The one year booster is a critical part of the base layer the immunization process and it is really important that people understand this is NOT a booster that Dr Dodds or any of the vet schools question!

It is the annual boosters AFTER that, starting at age 2, that are questioned. There is such strong evidence that dogs get about three years coverage at least from a single booster that the vet school recommendations across the US are now for THREE year boosters. If only vest themselves, and boarding kennels etc, would recognise this!

People who rely on titers beyond a three year framework need to do so with extreme caution. As Pat noted elsewhere, there is good, recent evidence now that titers are unreliable about the degree of immunity a dog has.

There is a good study underway --still in need of further funding and supported by Dr Dodds -- to determine the length of immunity conferred by rabies vaccines. Right now there's a likelihood that a single vaccination lasts at least three years and probably longer, yet this is still legally required as an annual vaccine in many places, even though there's also evidence that this vaccine can cause other health problems in some dogs when given so frequently and also, is one of the ones that causes more frequent reactions, too.

The 3 year recommendation is again ONLY for CORE vaccine -- the one with parvo and distemper. Other vaccines, such as for lepto or kennel cough, have a much shorter lifespan and need to be given every year, generally. Depending on where you live and the lifestyle of your dog, you may not need to give these or other vaccinations (but keep in mind someone has posted here about a friend's dog dying from lepto picked up in a suburban area, which is supposed to be lower risk according to some, in some regions).

Many including Dr Dodds feel vaccines after dogs are around 7 are also probably unnecessary as they will have plenty of immunity.

Cathy T
25th October 2009, 10:28 PM
The "people that don't believe in vaccines" are concerned with YEARLY boosters in an adult dog for the duration of the dog's life (13, 14, 15 years.....EVERY year). These are not only not necessary, but they can be detrimental.

Anyone who concludes that vaccines are "bad" and should not be given AT ALL has not thoroughly read and understood the new vaccination protocols



Thanks Pat and Karlin for clarifying this. This is why I always so careful to clarify that I DO believe in vaccinating but DO NOT believe in boosters.

WoodHaven
25th October 2009, 11:02 PM
It always worries me when people come out against all vaccinations.
What I can't stand is when a vet will see a dog that is ill and decide this is the time to update the shots:rabies, dhlppc, lymes and bordetella. I've seen it done and it makes me cringe.

We had a cavalier come into rescue and the poor dog had MVD-- grade 6 -- I think the dog was 13 or 14 and the vet decided that NOW the dog needed shots. What the heck are they thinking?
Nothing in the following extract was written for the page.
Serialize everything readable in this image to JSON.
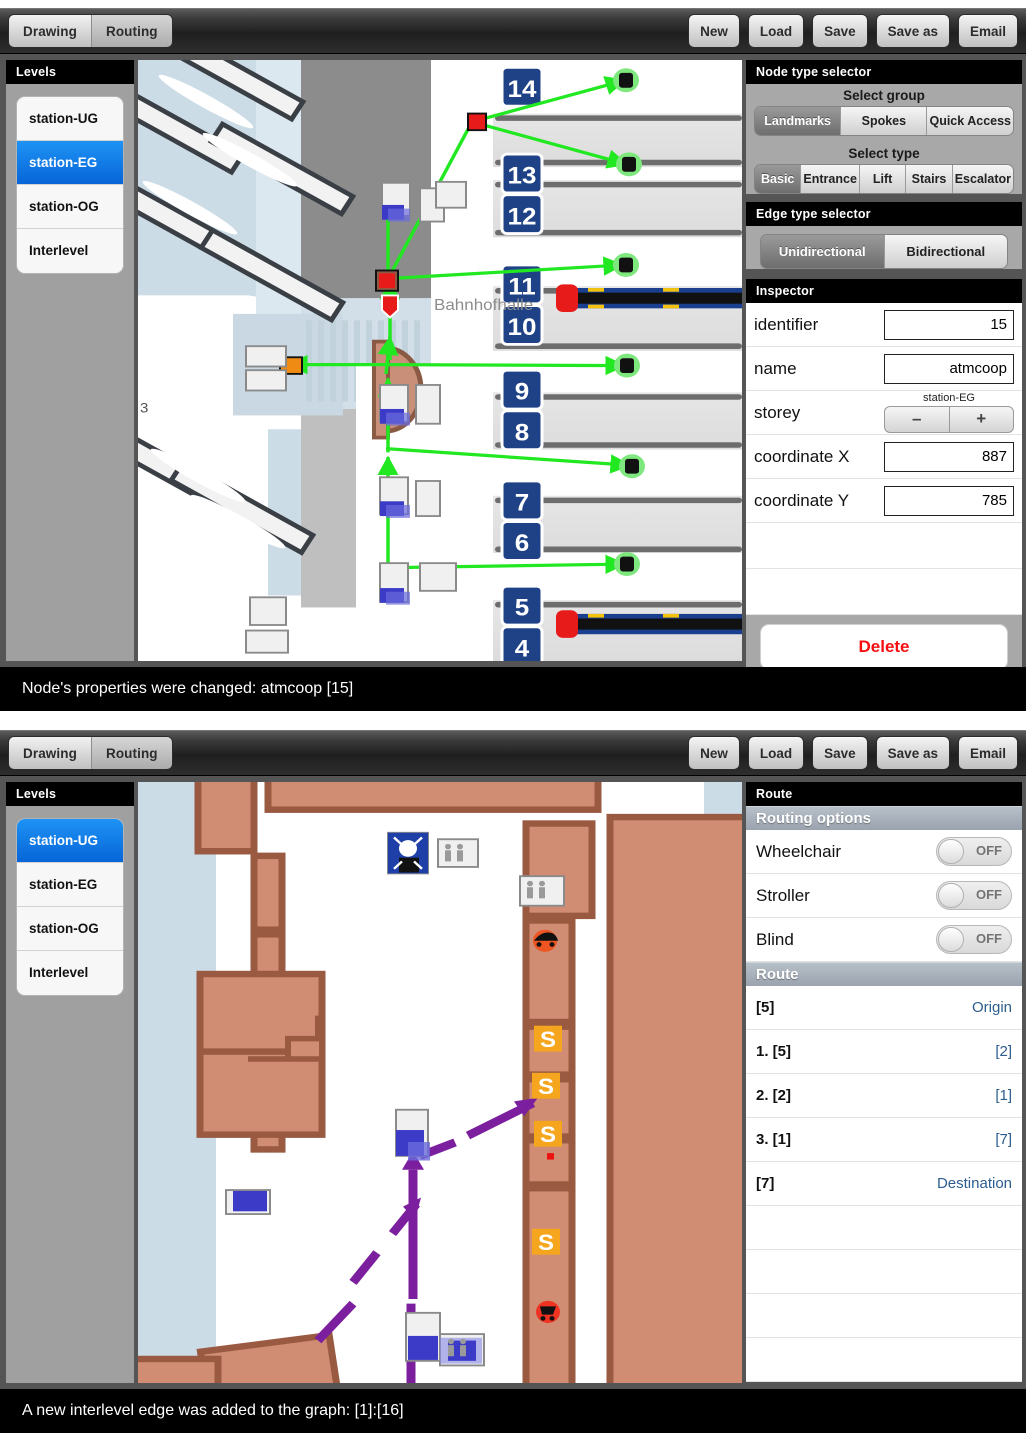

tara
26th October 2009, 12:08 AM
One other thing about Dr. Jean Dodds -- she is extremely approachable and surprisingly easy to speak with. I live in Kansas (Dr. Dodds in California), but when I had a question about vaccine protocol I picked up the phone and actually spoke with Dr. Dodds herself. She answered the phone herself and graciously gave me a few minutes of her time.